A mutual aid event to help those affected by the museum flood has been scheduled for 8 a.m. to 11 a.m. Saturday.
The community-led event will organize volunteers interested in helping the neighborhoods of Sunnyside and Grandview prepare for the monsoon season by rebuilding sandbag walls and cleaning up deteriorated sandbags left behind by the 2021 floods. Anyone interested in joining the community effort should meet at 8 a.m. at 3224 N. Grandview Drive, bring gloves and dust masks, “dress to get dirty,” and RSVP to Sharon Tewksbury -Bloom to [email protected]
Breakfast foods and coffee will be provided based on availability.
Saturday’s event will build on similar city-led efforts that took place on June 4 and will use “refreshed” sandbags provided to neighborhoods by the City of Flagstaff and Coconino County.
The city-led event “has produced great results,” Tewksbury-Bloom said, “but there’s still a lot of help needed in Sunnyside.”
People also read…

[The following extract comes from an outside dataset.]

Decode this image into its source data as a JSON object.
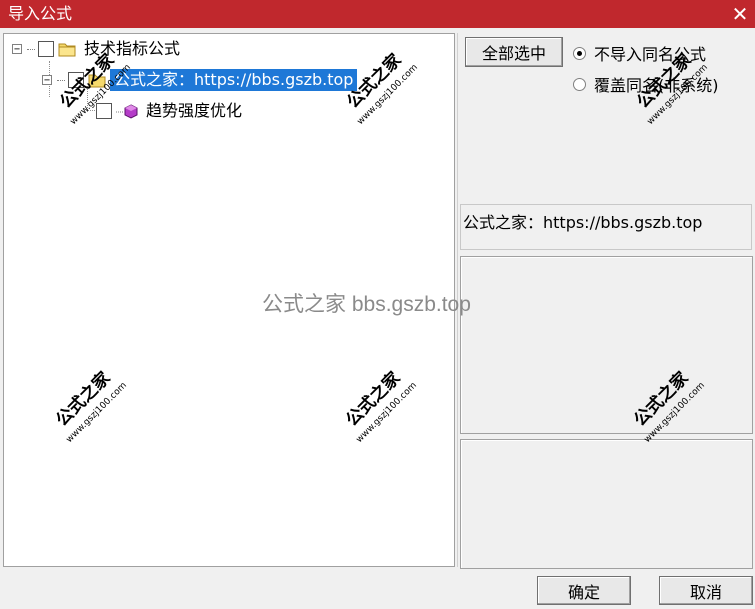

The sandbag walls provided many residents with emergency protection during last year’s historic floods. Over the past year, city, county, and U.S. Forest Service partners have worked on large-scale mitigation projects that include infrastructure to improve stormwater conveyance as well as watershed restoration. which should help slow flood waters before they reach residential areas.
The projects are all on track to be completed before heavy rains in the monsoon season bring the risk of flooding back. Still, the generally reliable monsoon season has been chaotic in recent years and it is difficult to predict the severity of the approaching season.
“There is always a risk and you should always be prepared by setting up sandbags to protect your property,” Tewksbury-Bloom said.
The city will hold another neighborhood event on June 18. Residents who need help preparing their sandbag walls can call the city hotline at 928-213-2102 to be put on a scheduled help list. For more information on flood mitigation efforts, visit www.museumfloodprojects.com.